# RECORDS FOR THE EXERCISE
-- Opening Marker --

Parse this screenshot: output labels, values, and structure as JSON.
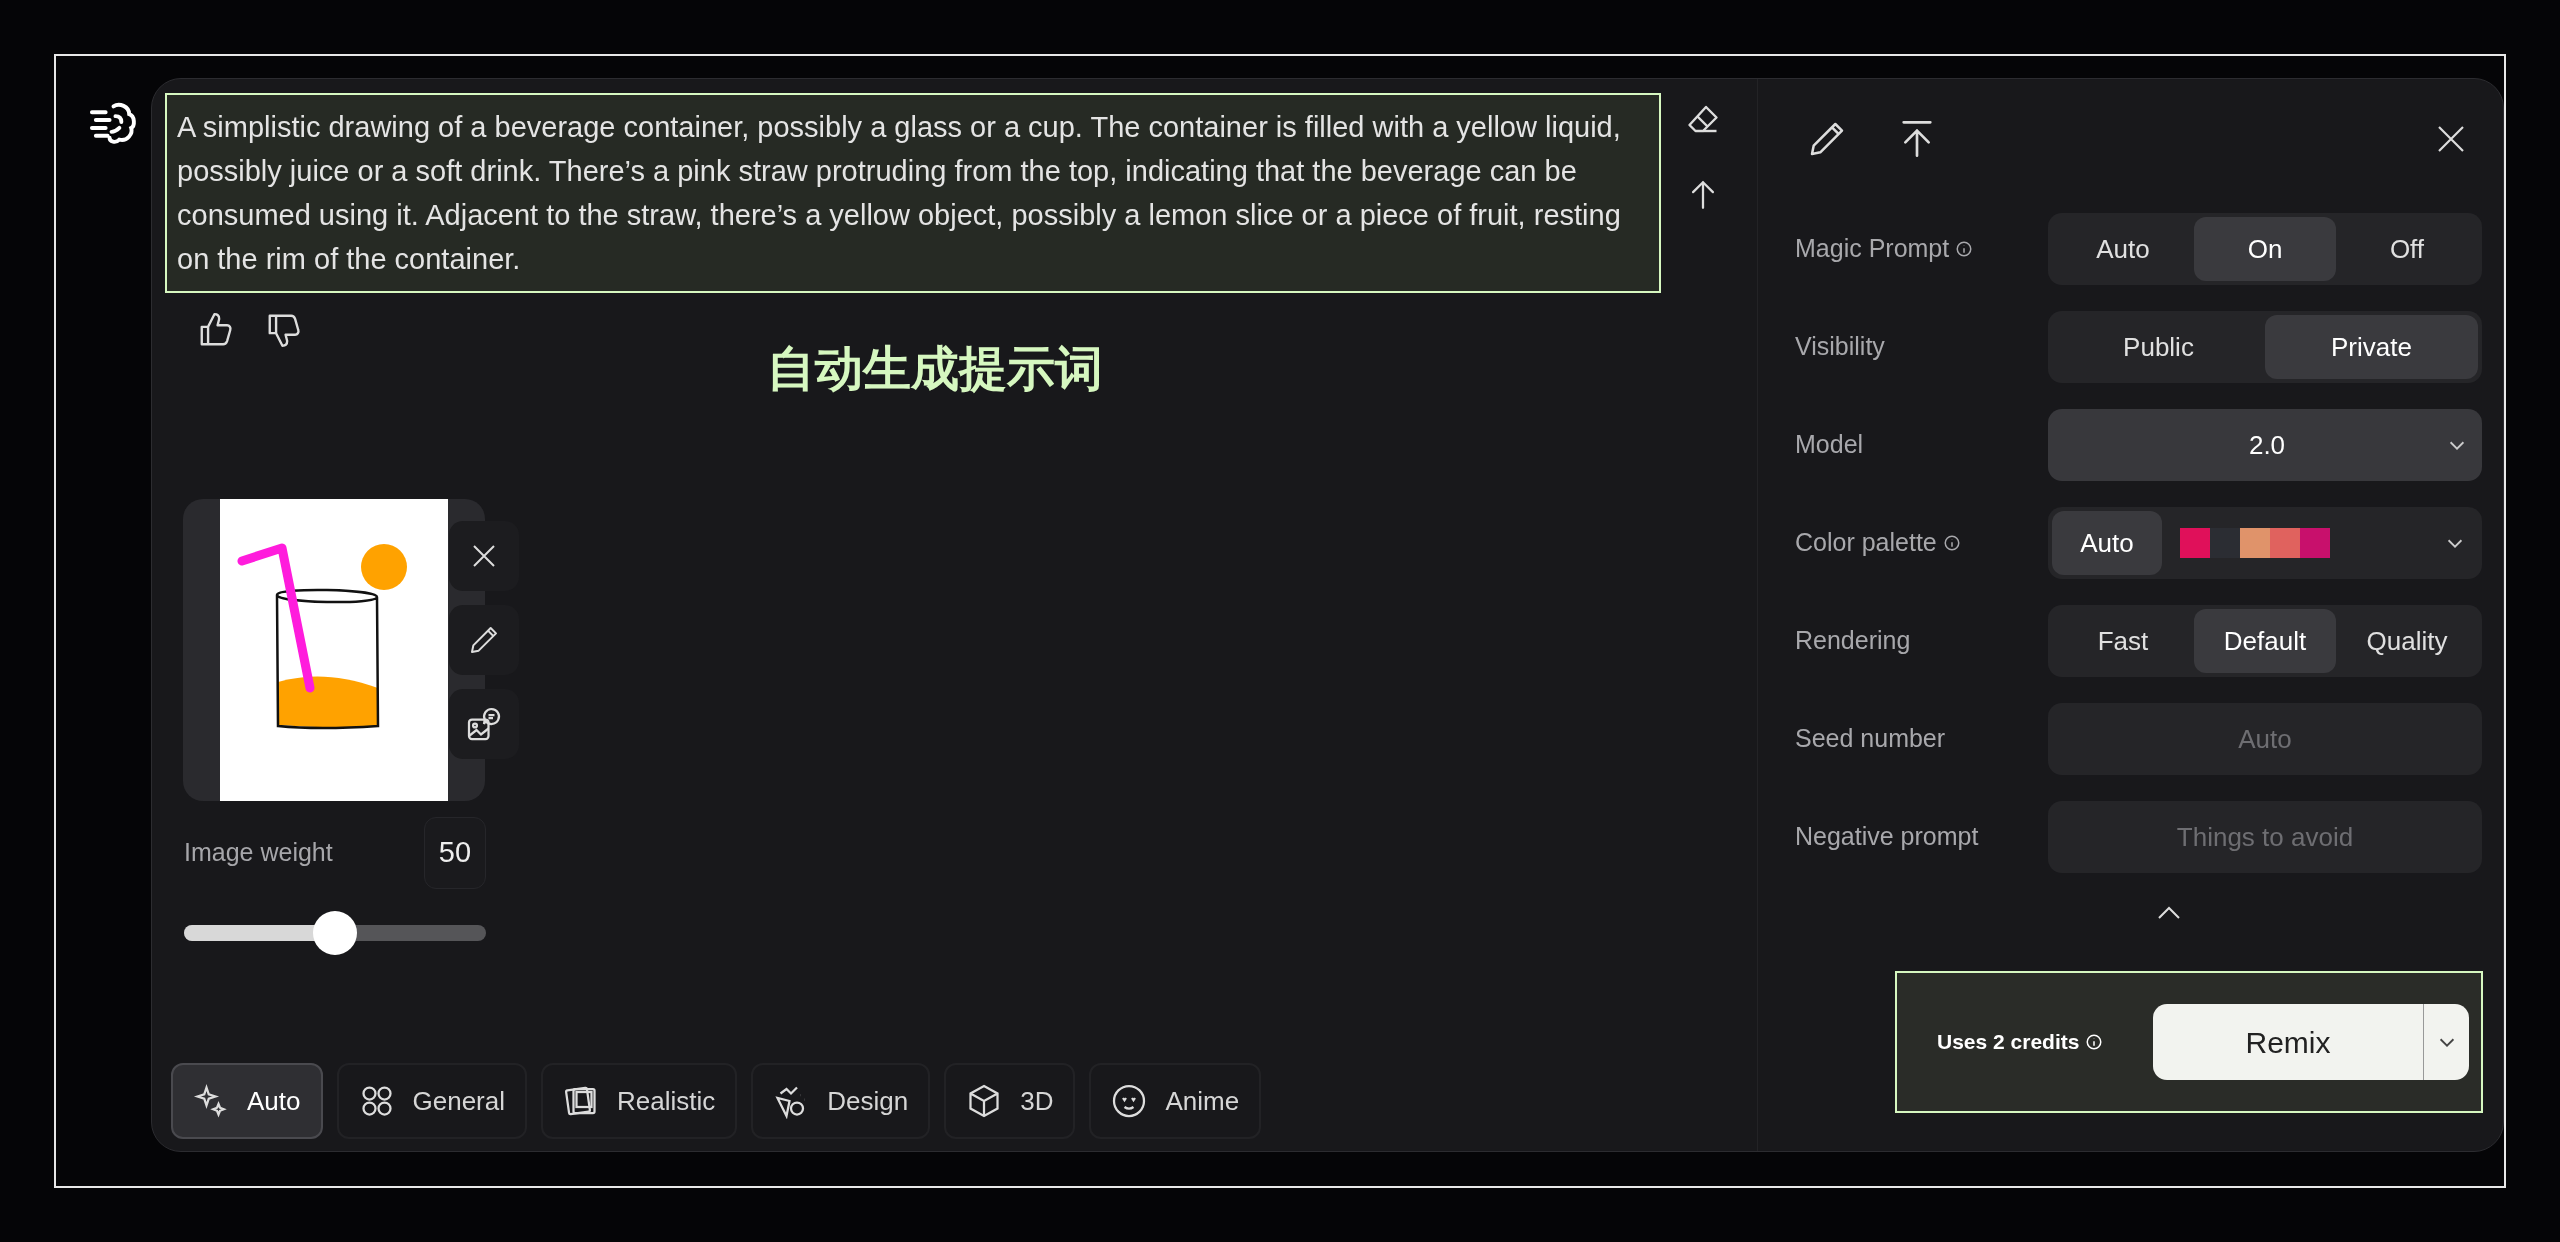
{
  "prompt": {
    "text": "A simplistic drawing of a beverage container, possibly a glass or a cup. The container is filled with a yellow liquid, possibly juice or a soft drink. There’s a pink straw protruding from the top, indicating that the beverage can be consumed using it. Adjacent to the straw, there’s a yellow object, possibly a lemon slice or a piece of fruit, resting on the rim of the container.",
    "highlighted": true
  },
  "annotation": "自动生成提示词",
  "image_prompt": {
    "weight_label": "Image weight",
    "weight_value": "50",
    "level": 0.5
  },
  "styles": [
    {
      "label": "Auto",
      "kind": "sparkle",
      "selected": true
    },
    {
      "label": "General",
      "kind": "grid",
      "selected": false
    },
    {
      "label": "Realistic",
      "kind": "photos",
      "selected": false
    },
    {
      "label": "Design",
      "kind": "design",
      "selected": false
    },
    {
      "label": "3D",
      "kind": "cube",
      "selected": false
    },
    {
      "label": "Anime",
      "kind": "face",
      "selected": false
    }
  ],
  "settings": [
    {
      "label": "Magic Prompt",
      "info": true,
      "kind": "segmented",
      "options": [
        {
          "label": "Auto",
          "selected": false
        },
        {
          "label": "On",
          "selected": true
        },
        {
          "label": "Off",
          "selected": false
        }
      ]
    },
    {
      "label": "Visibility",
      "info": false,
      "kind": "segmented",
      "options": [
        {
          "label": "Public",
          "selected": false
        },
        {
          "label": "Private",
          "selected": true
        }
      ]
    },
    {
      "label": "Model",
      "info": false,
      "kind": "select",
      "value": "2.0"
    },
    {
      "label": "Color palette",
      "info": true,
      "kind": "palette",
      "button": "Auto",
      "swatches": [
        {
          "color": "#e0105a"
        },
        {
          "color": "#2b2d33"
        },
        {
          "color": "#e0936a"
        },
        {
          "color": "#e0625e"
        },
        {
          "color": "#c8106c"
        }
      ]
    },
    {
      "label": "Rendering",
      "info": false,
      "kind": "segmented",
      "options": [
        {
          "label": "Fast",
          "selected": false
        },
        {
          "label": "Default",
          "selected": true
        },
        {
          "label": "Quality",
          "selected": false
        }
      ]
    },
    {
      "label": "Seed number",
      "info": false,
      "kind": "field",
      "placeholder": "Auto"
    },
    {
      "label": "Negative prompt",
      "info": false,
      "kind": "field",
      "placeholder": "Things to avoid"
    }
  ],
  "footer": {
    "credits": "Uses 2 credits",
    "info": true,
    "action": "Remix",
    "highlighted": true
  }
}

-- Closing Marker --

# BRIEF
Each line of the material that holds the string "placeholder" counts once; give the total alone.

# OUTPUT FOR THIS TASK
2